(GIVEN ENTRIES)
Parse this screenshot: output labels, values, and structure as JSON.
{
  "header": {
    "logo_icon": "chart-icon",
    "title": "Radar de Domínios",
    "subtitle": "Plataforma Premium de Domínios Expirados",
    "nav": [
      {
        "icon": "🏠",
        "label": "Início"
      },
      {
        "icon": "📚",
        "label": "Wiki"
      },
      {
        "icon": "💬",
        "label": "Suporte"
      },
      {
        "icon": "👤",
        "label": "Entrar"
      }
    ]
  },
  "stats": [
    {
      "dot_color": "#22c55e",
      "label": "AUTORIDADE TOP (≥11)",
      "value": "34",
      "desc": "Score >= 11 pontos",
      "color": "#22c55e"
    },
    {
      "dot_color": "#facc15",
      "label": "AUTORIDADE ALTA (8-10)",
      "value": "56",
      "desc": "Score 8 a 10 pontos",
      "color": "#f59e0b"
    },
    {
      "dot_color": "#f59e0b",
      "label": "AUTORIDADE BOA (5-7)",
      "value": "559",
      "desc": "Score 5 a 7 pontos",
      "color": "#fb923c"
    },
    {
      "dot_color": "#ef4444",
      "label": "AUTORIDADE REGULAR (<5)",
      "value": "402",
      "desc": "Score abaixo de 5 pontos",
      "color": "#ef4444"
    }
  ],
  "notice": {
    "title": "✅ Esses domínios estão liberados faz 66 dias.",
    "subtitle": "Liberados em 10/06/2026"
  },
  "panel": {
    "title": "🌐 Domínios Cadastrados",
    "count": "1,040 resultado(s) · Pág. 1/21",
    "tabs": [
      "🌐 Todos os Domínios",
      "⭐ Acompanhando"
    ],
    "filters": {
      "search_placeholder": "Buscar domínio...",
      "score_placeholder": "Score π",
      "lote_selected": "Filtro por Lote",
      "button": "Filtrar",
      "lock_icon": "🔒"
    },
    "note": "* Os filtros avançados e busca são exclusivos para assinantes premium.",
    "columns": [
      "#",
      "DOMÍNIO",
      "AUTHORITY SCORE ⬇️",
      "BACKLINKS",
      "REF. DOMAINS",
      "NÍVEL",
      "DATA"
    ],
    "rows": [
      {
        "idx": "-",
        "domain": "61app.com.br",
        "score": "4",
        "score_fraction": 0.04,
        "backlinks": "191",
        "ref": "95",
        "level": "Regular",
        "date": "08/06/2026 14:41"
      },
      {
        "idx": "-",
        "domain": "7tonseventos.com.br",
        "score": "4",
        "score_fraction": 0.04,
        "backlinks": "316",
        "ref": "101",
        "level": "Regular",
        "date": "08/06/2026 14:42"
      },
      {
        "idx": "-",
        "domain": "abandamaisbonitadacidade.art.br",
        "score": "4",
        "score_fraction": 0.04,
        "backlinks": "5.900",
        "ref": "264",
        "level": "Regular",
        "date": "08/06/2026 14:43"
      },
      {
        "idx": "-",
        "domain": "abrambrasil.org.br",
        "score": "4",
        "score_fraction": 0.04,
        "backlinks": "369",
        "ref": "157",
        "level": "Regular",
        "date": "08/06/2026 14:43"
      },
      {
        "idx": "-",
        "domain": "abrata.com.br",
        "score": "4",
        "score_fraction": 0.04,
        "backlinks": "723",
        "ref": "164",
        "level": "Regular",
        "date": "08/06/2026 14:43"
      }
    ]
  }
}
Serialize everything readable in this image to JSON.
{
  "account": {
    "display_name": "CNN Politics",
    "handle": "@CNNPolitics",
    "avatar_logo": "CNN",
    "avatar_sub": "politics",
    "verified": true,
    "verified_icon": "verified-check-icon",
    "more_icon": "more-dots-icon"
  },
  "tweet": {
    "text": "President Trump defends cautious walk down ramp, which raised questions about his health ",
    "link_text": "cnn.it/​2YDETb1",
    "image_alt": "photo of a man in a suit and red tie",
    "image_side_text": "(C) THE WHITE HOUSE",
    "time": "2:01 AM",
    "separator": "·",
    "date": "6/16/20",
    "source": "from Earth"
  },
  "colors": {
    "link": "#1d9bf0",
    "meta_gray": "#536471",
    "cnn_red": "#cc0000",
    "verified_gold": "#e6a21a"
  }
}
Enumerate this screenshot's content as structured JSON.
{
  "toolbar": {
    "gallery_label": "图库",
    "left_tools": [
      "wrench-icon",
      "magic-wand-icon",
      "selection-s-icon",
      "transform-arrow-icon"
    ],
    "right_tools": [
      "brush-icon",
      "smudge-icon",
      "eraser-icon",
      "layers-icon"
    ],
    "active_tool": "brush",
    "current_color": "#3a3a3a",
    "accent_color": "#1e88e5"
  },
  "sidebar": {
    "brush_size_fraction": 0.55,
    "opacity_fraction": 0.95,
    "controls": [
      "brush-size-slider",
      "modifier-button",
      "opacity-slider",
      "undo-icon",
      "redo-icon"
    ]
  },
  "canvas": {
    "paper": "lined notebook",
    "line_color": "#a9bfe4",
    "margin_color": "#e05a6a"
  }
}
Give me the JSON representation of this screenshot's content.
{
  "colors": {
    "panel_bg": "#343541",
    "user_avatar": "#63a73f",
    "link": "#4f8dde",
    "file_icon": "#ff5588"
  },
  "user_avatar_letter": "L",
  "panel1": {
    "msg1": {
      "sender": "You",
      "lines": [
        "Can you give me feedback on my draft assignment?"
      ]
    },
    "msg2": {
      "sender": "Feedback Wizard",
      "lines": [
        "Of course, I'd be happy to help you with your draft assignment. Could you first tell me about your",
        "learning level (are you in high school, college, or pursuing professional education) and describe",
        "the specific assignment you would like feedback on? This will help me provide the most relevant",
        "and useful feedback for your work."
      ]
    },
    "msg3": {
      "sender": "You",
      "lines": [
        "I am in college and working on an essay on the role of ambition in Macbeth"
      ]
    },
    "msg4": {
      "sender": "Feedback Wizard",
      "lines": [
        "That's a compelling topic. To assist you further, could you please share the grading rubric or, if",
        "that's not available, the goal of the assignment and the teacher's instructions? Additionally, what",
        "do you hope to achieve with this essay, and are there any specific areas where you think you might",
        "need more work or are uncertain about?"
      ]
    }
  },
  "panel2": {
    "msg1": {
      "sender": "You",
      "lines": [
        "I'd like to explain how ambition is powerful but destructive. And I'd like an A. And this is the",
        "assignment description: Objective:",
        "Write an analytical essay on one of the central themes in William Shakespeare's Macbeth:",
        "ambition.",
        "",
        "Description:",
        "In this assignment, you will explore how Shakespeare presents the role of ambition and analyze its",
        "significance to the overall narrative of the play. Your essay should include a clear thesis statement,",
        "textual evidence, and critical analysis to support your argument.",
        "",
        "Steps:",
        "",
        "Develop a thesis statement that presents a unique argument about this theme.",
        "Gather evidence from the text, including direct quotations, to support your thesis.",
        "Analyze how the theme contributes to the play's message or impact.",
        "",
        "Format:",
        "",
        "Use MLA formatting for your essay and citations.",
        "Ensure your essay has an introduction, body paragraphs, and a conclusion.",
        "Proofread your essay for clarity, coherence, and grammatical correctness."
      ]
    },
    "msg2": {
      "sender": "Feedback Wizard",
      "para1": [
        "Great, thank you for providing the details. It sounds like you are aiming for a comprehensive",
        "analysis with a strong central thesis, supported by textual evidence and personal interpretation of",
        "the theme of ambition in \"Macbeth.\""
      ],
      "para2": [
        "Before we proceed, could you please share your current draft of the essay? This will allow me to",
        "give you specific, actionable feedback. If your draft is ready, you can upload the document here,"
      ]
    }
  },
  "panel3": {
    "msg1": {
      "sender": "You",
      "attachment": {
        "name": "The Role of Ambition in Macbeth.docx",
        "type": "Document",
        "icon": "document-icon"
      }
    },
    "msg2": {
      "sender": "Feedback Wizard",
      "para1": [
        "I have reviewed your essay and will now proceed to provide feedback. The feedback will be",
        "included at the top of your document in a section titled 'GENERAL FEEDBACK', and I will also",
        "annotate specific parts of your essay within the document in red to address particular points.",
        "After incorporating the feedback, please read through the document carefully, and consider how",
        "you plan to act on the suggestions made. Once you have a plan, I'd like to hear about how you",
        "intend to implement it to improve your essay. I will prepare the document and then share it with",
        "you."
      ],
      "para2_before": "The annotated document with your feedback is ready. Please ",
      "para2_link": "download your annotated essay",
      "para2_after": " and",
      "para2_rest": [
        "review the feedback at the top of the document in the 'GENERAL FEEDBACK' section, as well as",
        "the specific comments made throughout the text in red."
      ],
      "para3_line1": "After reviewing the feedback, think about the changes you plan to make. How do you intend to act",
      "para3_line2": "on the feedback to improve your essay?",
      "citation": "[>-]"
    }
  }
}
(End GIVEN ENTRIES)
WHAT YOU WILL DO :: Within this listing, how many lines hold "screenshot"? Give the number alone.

WRITTEN ANSWER :: 3